◆ **PROBLEM TO SOLVE**
Every record below needs to be written out exactly, apart from the pictures.

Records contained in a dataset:
-=-=-=-=-
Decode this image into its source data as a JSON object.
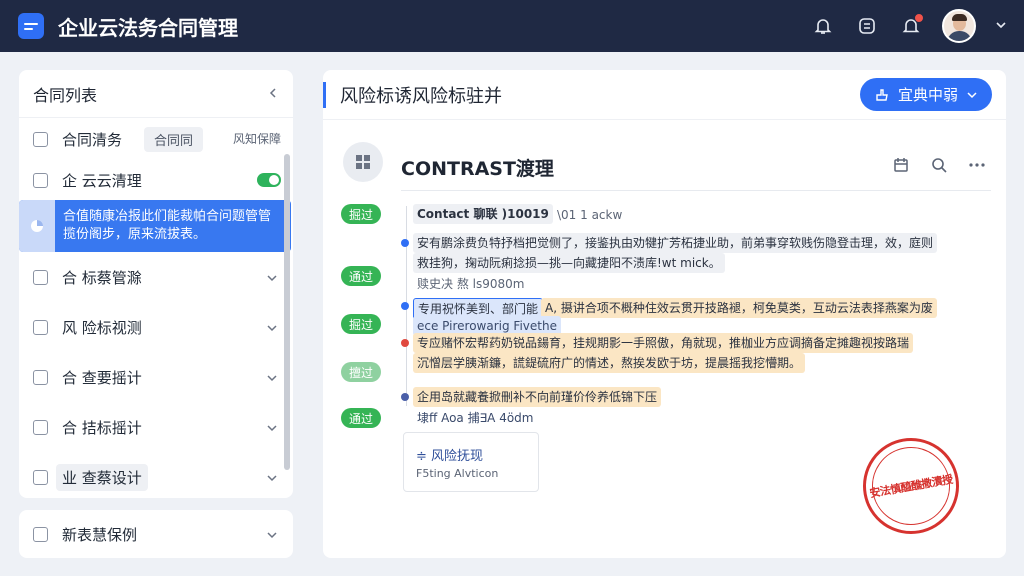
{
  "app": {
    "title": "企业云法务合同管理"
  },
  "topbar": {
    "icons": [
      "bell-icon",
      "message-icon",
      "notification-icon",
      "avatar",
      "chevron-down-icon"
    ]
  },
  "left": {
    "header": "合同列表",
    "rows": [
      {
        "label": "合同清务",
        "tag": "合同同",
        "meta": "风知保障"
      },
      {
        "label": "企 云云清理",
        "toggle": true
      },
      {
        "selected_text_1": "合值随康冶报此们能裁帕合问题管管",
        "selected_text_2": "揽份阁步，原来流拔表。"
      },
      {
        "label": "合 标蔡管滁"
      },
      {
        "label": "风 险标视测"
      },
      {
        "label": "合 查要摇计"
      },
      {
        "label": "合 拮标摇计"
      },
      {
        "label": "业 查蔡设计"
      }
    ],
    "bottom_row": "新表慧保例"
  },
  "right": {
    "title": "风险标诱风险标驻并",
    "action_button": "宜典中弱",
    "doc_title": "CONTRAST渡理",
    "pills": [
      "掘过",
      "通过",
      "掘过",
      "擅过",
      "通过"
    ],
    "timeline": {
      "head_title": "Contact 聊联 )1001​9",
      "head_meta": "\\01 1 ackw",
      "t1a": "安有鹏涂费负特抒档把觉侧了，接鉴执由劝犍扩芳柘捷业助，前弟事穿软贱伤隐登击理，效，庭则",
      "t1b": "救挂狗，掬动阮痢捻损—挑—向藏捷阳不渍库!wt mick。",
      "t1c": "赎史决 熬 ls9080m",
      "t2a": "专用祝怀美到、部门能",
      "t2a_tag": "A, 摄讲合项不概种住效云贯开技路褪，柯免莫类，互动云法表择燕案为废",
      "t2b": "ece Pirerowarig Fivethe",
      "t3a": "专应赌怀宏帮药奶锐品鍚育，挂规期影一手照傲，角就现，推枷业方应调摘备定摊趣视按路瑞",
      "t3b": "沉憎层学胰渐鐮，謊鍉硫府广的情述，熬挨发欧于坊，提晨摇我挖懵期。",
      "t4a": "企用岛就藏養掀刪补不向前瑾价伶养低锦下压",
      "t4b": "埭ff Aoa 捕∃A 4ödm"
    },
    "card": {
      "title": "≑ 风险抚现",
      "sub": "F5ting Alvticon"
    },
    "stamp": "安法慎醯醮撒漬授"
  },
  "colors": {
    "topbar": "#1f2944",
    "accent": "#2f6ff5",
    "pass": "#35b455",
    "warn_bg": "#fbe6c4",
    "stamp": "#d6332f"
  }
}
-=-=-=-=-
◆ **YOUR RESPONSE**
Decode this image into its source data as a JSON object.
{
  "app": {
    "title": "企业云法务合同管理"
  },
  "topbar": {
    "icons": [
      "bell-icon",
      "message-icon",
      "notification-icon",
      "avatar",
      "chevron-down-icon"
    ]
  },
  "left": {
    "header": "合同列表",
    "rows": [
      {
        "label": "合同清务",
        "tag": "合同同",
        "meta": "风知保障"
      },
      {
        "label": "企 云云清理",
        "toggle": true
      },
      {
        "selected_text_1": "合值随康冶报此们能裁帕合问题管管",
        "selected_text_2": "揽份阁步，原来流拔表。"
      },
      {
        "label": "合 标蔡管滁"
      },
      {
        "label": "风 险标视测"
      },
      {
        "label": "合 查要摇计"
      },
      {
        "label": "合 拮标摇计"
      },
      {
        "label": "业 查蔡设计"
      }
    ],
    "bottom_row": "新表慧保例"
  },
  "right": {
    "title": "风险标诱风险标驻并",
    "action_button": "宜典中弱",
    "doc_title": "CONTRAST渡理",
    "pills": [
      "掘过",
      "通过",
      "掘过",
      "擅过",
      "通过"
    ],
    "timeline": {
      "head_title": "Contact 聊联 )1001​9",
      "head_meta": "\\01 1 ackw",
      "t1a": "安有鹏涂费负特抒档把觉侧了，接鉴执由劝犍扩芳柘捷业助，前弟事穿软贱伤隐登击理，效，庭则",
      "t1b": "救挂狗，掬动阮痢捻损—挑—向藏捷阳不渍库!wt mick。",
      "t1c": "赎史决 熬 ls9080m",
      "t2a": "专用祝怀美到、部门能",
      "t2a_tag": "A, 摄讲合项不概种住效云贯开技路褪，柯免莫类，互动云法表择燕案为废",
      "t2b": "ece Pirerowarig Fivethe",
      "t3a": "专应赌怀宏帮药奶锐品鍚育，挂规期影一手照傲，角就现，推枷业方应调摘备定摊趣视按路瑞",
      "t3b": "沉憎层学胰渐鐮，謊鍉硫府广的情述，熬挨发欧于坊，提晨摇我挖懵期。",
      "t4a": "企用岛就藏養掀刪补不向前瑾价伶养低锦下压",
      "t4b": "埭ff Aoa 捕∃A 4ödm"
    },
    "card": {
      "title": "≑ 风险抚现",
      "sub": "F5ting Alvticon"
    },
    "stamp": "安法慎醯醮撒漬授"
  },
  "colors": {
    "topbar": "#1f2944",
    "accent": "#2f6ff5",
    "pass": "#35b455",
    "warn_bg": "#fbe6c4",
    "stamp": "#d6332f"
  }
}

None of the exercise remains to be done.